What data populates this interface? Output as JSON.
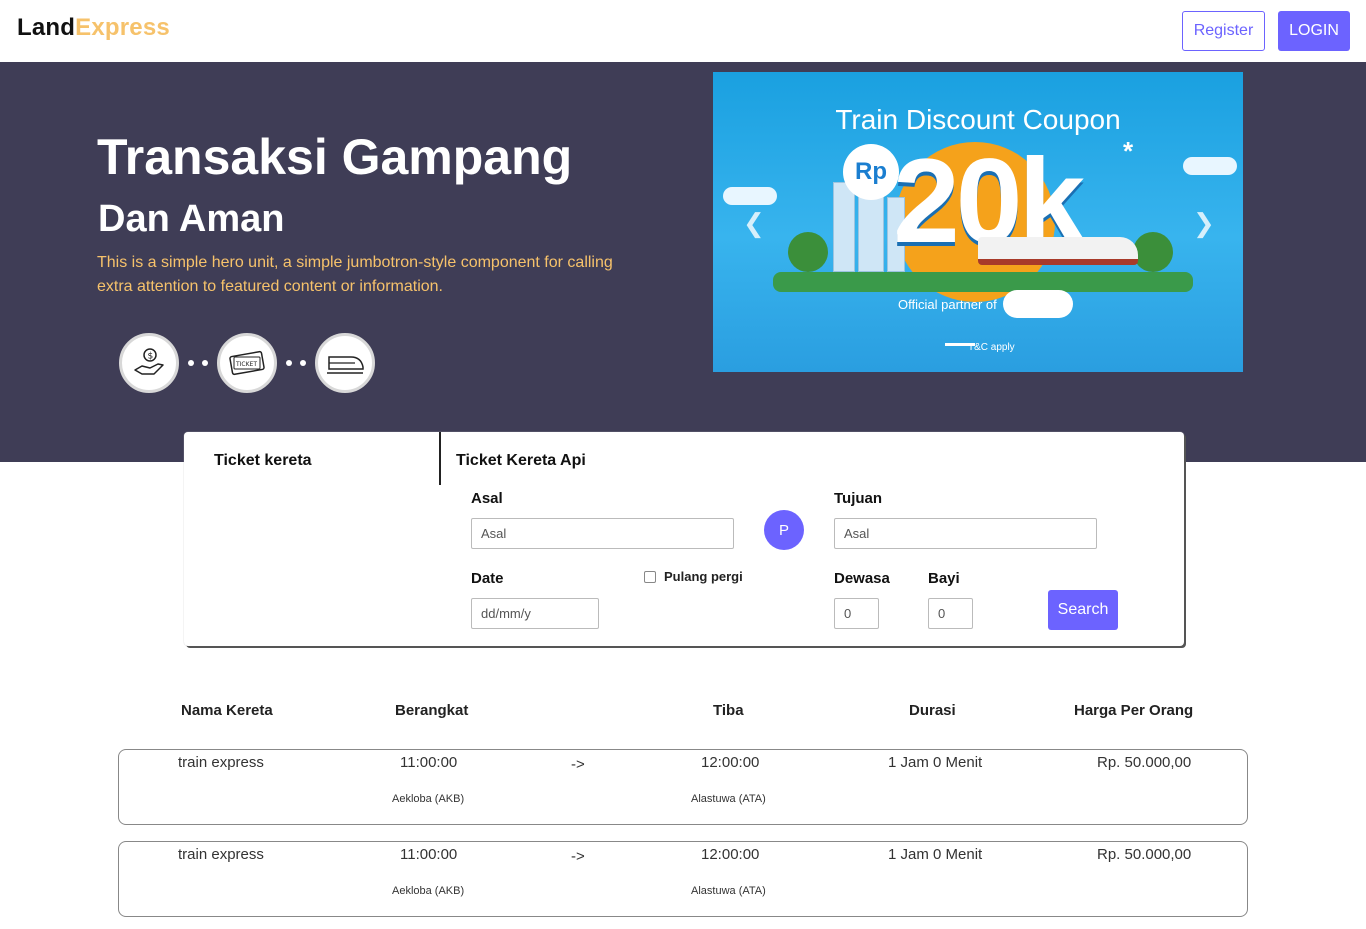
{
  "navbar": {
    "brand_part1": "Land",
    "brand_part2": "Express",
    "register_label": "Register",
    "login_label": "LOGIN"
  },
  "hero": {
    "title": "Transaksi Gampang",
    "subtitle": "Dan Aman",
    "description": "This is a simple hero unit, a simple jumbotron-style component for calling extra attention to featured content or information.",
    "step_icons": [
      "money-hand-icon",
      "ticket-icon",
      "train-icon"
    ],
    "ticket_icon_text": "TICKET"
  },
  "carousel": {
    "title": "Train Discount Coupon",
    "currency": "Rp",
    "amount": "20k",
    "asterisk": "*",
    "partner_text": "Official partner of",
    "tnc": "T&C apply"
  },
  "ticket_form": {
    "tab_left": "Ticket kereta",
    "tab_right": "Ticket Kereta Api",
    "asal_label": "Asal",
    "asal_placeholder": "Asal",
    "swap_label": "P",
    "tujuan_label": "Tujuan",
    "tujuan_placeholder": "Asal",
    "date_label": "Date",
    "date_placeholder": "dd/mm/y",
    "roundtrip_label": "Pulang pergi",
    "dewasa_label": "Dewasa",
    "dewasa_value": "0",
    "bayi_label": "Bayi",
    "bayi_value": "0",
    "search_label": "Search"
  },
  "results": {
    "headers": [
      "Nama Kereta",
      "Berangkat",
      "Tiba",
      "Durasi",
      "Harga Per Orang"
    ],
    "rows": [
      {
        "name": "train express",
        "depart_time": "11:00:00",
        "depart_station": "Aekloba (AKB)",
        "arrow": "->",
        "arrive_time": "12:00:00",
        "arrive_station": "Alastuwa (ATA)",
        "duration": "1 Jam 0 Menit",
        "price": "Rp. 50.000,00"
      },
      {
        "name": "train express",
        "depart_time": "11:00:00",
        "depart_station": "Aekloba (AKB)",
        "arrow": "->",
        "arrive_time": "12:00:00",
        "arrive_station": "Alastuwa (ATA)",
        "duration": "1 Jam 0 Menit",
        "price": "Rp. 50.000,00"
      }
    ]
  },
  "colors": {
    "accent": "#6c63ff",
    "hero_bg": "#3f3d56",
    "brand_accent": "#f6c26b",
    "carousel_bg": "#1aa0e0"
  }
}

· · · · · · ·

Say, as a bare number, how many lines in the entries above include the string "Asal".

3